**Instructions for the task:**
Write out every record again, exactly.
------ Records for this exercise ------
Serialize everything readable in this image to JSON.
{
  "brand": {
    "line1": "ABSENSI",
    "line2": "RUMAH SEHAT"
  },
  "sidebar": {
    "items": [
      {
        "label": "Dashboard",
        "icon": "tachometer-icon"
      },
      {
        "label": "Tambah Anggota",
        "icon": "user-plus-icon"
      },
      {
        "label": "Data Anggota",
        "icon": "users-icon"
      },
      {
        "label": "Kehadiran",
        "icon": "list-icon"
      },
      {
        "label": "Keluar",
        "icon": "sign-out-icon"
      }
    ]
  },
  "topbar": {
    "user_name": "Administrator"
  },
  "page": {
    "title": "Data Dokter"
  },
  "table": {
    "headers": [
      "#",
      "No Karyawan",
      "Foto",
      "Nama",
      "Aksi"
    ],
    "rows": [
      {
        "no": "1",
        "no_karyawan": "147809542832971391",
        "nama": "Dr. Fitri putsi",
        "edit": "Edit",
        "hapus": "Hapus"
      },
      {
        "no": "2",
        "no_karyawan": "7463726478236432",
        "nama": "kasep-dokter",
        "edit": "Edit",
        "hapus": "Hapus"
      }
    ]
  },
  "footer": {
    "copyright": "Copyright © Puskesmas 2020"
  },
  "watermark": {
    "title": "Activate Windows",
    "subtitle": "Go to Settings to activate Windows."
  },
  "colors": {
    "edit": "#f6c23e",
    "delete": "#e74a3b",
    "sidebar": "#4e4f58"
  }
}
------
**Answer to this problem:**
Serialize everything readable in this image to JSON.
{
  "brand": {
    "line1": "ABSENSI",
    "line2": "RUMAH SEHAT"
  },
  "sidebar": {
    "items": [
      {
        "label": "Dashboard",
        "icon": "tachometer-icon"
      },
      {
        "label": "Tambah Anggota",
        "icon": "user-plus-icon"
      },
      {
        "label": "Data Anggota",
        "icon": "users-icon"
      },
      {
        "label": "Kehadiran",
        "icon": "list-icon"
      },
      {
        "label": "Keluar",
        "icon": "sign-out-icon"
      }
    ]
  },
  "topbar": {
    "user_name": "Administrator"
  },
  "page": {
    "title": "Data Dokter"
  },
  "table": {
    "headers": [
      "#",
      "No Karyawan",
      "Foto",
      "Nama",
      "Aksi"
    ],
    "rows": [
      {
        "no": "1",
        "no_karyawan": "147809542832971391",
        "nama": "Dr. Fitri putsi",
        "edit": "Edit",
        "hapus": "Hapus"
      },
      {
        "no": "2",
        "no_karyawan": "7463726478236432",
        "nama": "kasep-dokter",
        "edit": "Edit",
        "hapus": "Hapus"
      }
    ]
  },
  "footer": {
    "copyright": "Copyright © Puskesmas 2020"
  },
  "watermark": {
    "title": "Activate Windows",
    "subtitle": "Go to Settings to activate Windows."
  },
  "colors": {
    "edit": "#f6c23e",
    "delete": "#e74a3b",
    "sidebar": "#4e4f58"
  }
}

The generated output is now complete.